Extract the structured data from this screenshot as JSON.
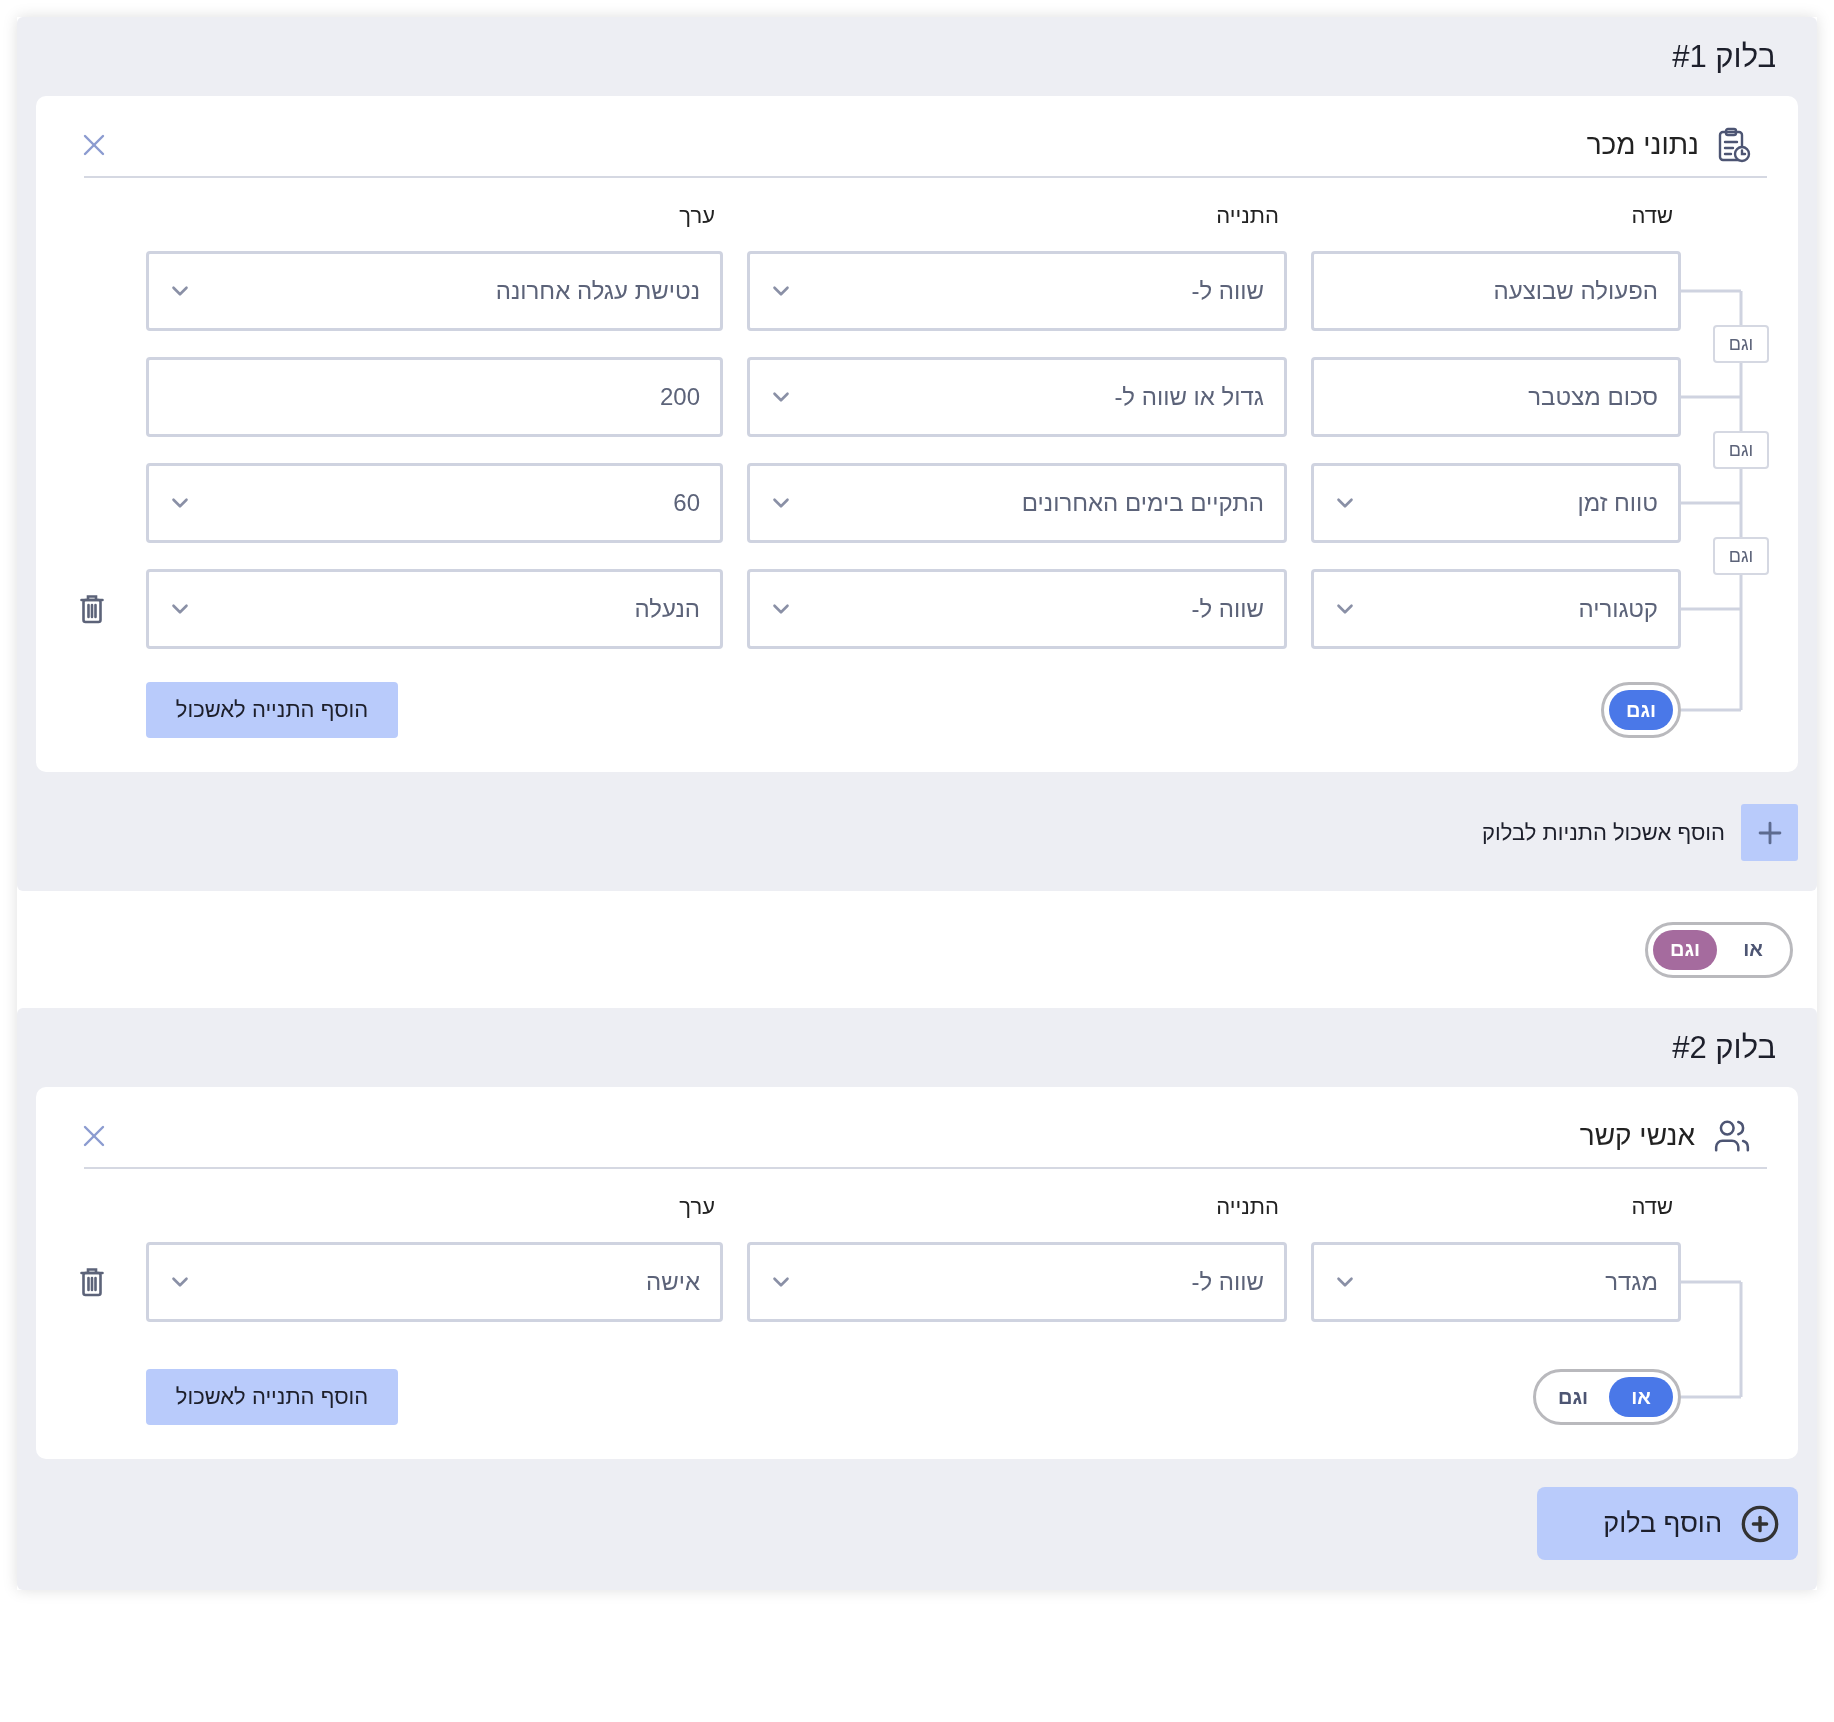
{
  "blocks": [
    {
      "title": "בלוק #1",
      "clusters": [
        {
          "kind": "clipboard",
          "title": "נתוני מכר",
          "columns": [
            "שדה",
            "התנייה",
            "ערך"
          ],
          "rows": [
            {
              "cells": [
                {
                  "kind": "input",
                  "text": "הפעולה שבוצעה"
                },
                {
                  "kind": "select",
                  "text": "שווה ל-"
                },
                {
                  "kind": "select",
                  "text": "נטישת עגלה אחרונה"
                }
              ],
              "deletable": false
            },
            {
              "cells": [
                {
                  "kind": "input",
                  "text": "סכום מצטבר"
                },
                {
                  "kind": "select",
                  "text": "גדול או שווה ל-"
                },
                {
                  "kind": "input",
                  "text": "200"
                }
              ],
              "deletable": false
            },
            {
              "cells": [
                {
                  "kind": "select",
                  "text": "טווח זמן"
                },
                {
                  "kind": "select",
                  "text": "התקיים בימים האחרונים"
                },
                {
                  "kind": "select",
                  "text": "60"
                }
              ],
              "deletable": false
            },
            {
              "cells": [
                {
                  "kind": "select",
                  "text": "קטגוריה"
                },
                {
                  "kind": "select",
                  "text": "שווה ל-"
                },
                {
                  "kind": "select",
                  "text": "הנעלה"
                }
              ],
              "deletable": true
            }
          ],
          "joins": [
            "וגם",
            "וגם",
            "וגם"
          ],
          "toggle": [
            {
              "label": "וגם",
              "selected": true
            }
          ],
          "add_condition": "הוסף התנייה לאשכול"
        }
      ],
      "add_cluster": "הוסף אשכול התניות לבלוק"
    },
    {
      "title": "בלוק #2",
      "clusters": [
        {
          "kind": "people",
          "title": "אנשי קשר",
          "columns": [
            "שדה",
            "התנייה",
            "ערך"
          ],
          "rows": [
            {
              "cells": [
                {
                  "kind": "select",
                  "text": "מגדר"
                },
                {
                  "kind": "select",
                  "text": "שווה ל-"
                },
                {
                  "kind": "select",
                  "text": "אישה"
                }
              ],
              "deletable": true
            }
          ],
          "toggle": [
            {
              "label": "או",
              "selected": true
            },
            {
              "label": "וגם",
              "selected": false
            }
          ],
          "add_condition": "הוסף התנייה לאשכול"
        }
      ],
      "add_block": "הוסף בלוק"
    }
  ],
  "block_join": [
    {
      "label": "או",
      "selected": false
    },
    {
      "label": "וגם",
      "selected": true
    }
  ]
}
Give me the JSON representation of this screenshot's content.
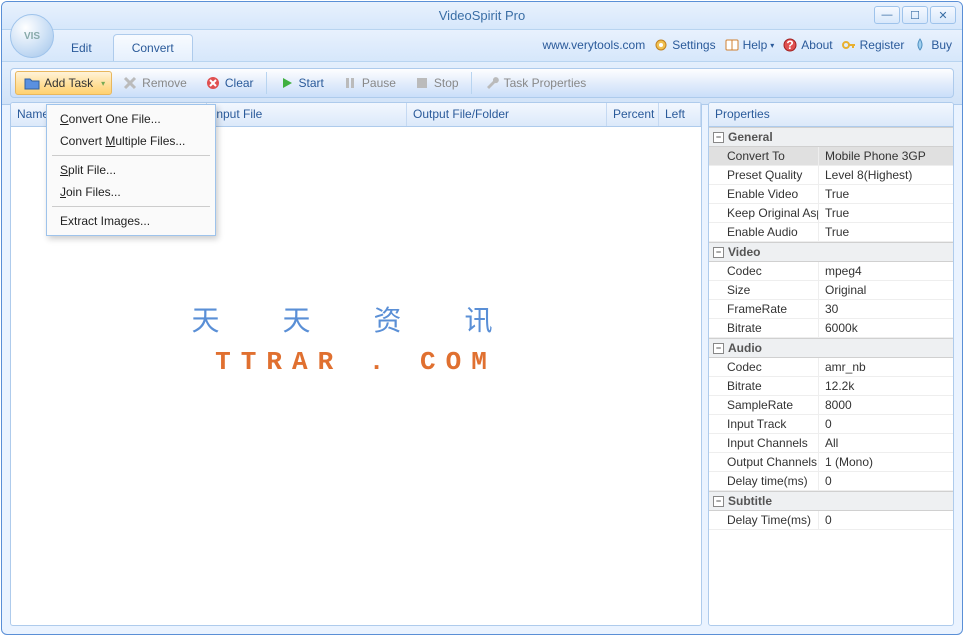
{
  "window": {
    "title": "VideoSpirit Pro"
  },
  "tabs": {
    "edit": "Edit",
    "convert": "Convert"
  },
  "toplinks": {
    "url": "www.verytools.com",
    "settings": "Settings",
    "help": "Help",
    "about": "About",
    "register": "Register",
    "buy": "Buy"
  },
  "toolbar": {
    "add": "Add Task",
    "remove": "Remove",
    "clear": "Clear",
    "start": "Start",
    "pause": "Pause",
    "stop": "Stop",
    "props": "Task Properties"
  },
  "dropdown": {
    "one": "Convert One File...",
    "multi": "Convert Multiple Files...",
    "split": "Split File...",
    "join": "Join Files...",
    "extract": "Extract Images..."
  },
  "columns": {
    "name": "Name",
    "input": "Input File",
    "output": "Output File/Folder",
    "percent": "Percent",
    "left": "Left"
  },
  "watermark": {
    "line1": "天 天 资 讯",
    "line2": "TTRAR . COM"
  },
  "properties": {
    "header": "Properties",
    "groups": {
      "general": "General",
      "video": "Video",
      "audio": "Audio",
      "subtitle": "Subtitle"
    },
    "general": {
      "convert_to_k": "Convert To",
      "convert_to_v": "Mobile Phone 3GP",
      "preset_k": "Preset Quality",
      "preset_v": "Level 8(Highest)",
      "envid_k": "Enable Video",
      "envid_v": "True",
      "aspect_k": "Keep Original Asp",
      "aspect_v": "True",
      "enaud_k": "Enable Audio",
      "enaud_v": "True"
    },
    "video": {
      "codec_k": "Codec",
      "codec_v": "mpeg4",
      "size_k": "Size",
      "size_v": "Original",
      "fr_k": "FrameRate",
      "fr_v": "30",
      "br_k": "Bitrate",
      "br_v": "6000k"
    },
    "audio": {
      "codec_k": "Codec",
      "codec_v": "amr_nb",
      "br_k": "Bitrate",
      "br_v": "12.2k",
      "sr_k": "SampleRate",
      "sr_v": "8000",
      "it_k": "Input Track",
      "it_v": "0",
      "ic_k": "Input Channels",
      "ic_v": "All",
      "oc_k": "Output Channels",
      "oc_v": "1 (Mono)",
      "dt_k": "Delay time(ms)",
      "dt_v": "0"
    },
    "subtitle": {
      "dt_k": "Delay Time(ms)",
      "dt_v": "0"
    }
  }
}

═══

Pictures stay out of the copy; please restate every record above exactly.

Extract the structured data from this screenshot as JSON.
{
  "blocks": [
    {
      "title": "בלוק #1",
      "clusters": [
        {
          "kind": "clipboard",
          "title": "נתוני מכר",
          "columns": [
            "שדה",
            "התנייה",
            "ערך"
          ],
          "rows": [
            {
              "cells": [
                {
                  "kind": "input",
                  "text": "הפעולה שבוצעה"
                },
                {
                  "kind": "select",
                  "text": "שווה ל-"
                },
                {
                  "kind": "select",
                  "text": "נטישת עגלה אחרונה"
                }
              ],
              "deletable": false
            },
            {
              "cells": [
                {
                  "kind": "input",
                  "text": "סכום מצטבר"
                },
                {
                  "kind": "select",
                  "text": "גדול או שווה ל-"
                },
                {
                  "kind": "input",
                  "text": "200"
                }
              ],
              "deletable": false
            },
            {
              "cells": [
                {
                  "kind": "select",
                  "text": "טווח זמן"
                },
                {
                  "kind": "select",
                  "text": "התקיים בימים האחרונים"
                },
                {
                  "kind": "select",
                  "text": "60"
                }
              ],
              "deletable": false
            },
            {
              "cells": [
                {
                  "kind": "select",
                  "text": "קטגוריה"
                },
                {
                  "kind": "select",
                  "text": "שווה ל-"
                },
                {
                  "kind": "select",
                  "text": "הנעלה"
                }
              ],
              "deletable": true
            }
          ],
          "joins": [
            "וגם",
            "וגם",
            "וגם"
          ],
          "toggle": [
            {
              "label": "וגם",
              "selected": true
            }
          ],
          "add_condition": "הוסף התנייה לאשכול"
        }
      ],
      "add_cluster": "הוסף אשכול התניות לבלוק"
    },
    {
      "title": "בלוק #2",
      "clusters": [
        {
          "kind": "people",
          "title": "אנשי קשר",
          "columns": [
            "שדה",
            "התנייה",
            "ערך"
          ],
          "rows": [
            {
              "cells": [
                {
                  "kind": "select",
                  "text": "מגדר"
                },
                {
                  "kind": "select",
                  "text": "שווה ל-"
                },
                {
                  "kind": "select",
                  "text": "אישה"
                }
              ],
              "deletable": true
            }
          ],
          "toggle": [
            {
              "label": "או",
              "selected": true
            },
            {
              "label": "וגם",
              "selected": false
            }
          ],
          "add_condition": "הוסף התנייה לאשכול"
        }
      ],
      "add_block": "הוסף בלוק"
    }
  ],
  "block_join": [
    {
      "label": "או",
      "selected": false
    },
    {
      "label": "וגם",
      "selected": true
    }
  ]
}
Give me the JSON representation of this screenshot's content.
{
  "window": {
    "title": "VideoSpirit Pro"
  },
  "tabs": {
    "edit": "Edit",
    "convert": "Convert"
  },
  "toplinks": {
    "url": "www.verytools.com",
    "settings": "Settings",
    "help": "Help",
    "about": "About",
    "register": "Register",
    "buy": "Buy"
  },
  "toolbar": {
    "add": "Add Task",
    "remove": "Remove",
    "clear": "Clear",
    "start": "Start",
    "pause": "Pause",
    "stop": "Stop",
    "props": "Task Properties"
  },
  "dropdown": {
    "one": "Convert One File...",
    "multi": "Convert Multiple Files...",
    "split": "Split File...",
    "join": "Join Files...",
    "extract": "Extract Images..."
  },
  "columns": {
    "name": "Name",
    "input": "Input File",
    "output": "Output File/Folder",
    "percent": "Percent",
    "left": "Left"
  },
  "watermark": {
    "line1": "天 天 资 讯",
    "line2": "TTRAR . COM"
  },
  "properties": {
    "header": "Properties",
    "groups": {
      "general": "General",
      "video": "Video",
      "audio": "Audio",
      "subtitle": "Subtitle"
    },
    "general": {
      "convert_to_k": "Convert To",
      "convert_to_v": "Mobile Phone 3GP",
      "preset_k": "Preset Quality",
      "preset_v": "Level 8(Highest)",
      "envid_k": "Enable Video",
      "envid_v": "True",
      "aspect_k": "Keep Original Asp",
      "aspect_v": "True",
      "enaud_k": "Enable Audio",
      "enaud_v": "True"
    },
    "video": {
      "codec_k": "Codec",
      "codec_v": "mpeg4",
      "size_k": "Size",
      "size_v": "Original",
      "fr_k": "FrameRate",
      "fr_v": "30",
      "br_k": "Bitrate",
      "br_v": "6000k"
    },
    "audio": {
      "codec_k": "Codec",
      "codec_v": "amr_nb",
      "br_k": "Bitrate",
      "br_v": "12.2k",
      "sr_k": "SampleRate",
      "sr_v": "8000",
      "it_k": "Input Track",
      "it_v": "0",
      "ic_k": "Input Channels",
      "ic_v": "All",
      "oc_k": "Output Channels",
      "oc_v": "1 (Mono)",
      "dt_k": "Delay time(ms)",
      "dt_v": "0"
    },
    "subtitle": {
      "dt_k": "Delay Time(ms)",
      "dt_v": "0"
    }
  }
}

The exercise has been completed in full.